Collectively, these case studies demonstrate how contemporary understandings of religious authority need significant revision when the spiritual experiences of women are considered in relation to one another. Overall the volume succeeds in providing a more nuanced picture of female religious experience in the medieval and early modern periods. However, it is limited by its chronological focus. Indeed, the title and introduction are somewhat misleading in claiming to explore how women’s spiritual authority evolved from the high Middle Ages to the early modern period. This is owing to the fact that only two of the twelve chapters in the collection assess the experiences of women after the fifteenth- century. The parameters of the volume also needed to be much more clearly defined, as the focus is almost exclusively on Catholic women, rather than Christian women more widely. The spiritual authority acquired by women within Protestantism and other religious sectarian movements, for example, would have provided an interesting point of comparison to some of the ideas explored in the volume. Moreover, despite the important decision to embrace both the religious and gendered identities of these women, some of the conclusions are 3 hindered by an overriding tendency to view the status of religious women as declining throughout this period, because of the rise of forced enclosure and formal monasticism. Current research into European convent life has demonstrated that female enclosure was not necessarily a negative force and that female inmates found ways to negotiate patriarchal constraints.[1]
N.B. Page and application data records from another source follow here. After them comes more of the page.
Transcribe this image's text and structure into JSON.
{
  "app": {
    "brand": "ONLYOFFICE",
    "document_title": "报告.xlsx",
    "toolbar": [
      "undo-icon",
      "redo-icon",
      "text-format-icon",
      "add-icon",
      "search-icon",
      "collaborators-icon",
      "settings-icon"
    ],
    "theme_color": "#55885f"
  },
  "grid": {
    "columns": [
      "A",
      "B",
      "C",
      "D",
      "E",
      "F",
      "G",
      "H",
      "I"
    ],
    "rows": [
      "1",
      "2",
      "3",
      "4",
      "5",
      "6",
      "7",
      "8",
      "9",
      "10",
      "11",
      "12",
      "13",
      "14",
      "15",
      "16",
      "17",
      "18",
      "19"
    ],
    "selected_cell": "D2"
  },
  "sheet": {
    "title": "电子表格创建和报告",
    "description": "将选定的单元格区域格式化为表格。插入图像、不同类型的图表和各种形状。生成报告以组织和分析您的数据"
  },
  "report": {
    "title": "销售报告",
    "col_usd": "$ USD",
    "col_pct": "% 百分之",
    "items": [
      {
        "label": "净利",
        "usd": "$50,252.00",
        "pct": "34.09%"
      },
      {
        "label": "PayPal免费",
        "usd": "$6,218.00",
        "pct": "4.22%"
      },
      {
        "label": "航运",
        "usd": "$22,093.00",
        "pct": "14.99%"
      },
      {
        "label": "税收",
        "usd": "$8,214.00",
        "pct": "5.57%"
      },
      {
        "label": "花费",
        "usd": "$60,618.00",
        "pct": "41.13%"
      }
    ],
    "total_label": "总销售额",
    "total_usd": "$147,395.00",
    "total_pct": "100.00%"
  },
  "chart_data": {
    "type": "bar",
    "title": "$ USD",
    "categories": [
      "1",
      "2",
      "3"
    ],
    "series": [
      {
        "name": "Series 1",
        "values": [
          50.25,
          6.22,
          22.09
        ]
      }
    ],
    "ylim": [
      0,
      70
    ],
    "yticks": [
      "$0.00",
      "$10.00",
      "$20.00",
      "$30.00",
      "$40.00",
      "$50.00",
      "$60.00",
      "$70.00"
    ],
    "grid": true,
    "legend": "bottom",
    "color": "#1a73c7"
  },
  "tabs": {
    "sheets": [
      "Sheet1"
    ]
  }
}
This is a matter that often seems to get overlooked in the collection. This, however, does not detract from the fact that the volume succeeds in showing the tangible ways in which women were able to display agency in shaping their spiritual lives and in assuming positions of authority. The volume has been fashioned for a specialist audience, and will most directly appeal to those scholars interested in the history of Catholic women in the period before the Reformation and Council of Trent. However, scholars interested in the relationship between gender and religion during this period will learn much from the innovative methodologies and approaches employed in this interesting collection of essays, which ‘reveal a dynamic pattern in terms of possibilities for women to display agency in shaping their spiritual lives’ (p. 14).

[1] Claire Walker has shown in her study of English convent life in France and the Low Countries that the nuns were not simply passive objects of unwelcome reform. They were given plenty of opportunities to negotiate the terms of their foundation, existence and tax status. Emily Clark has also argued that many of these religious women, including the reformer Teresa of Avila, viewed clausura as liberation from secular distractions, rather than a mechanism for patriarchal control. See Walker, Gender and Politics in Early Modern Europe: English Convents in France and the Low Countries (Basingstoke, 2003), p. 49; and Clark, ‘When Is a Cloister Not a Cloister? Comparing Women and Religion in the Colonies of France and Spain’ in Emily Clark and Mary Laven (eds), Women and Religion in the Atlantic Age, 1550-1900 (Farnham, 2013), pp. 69-72.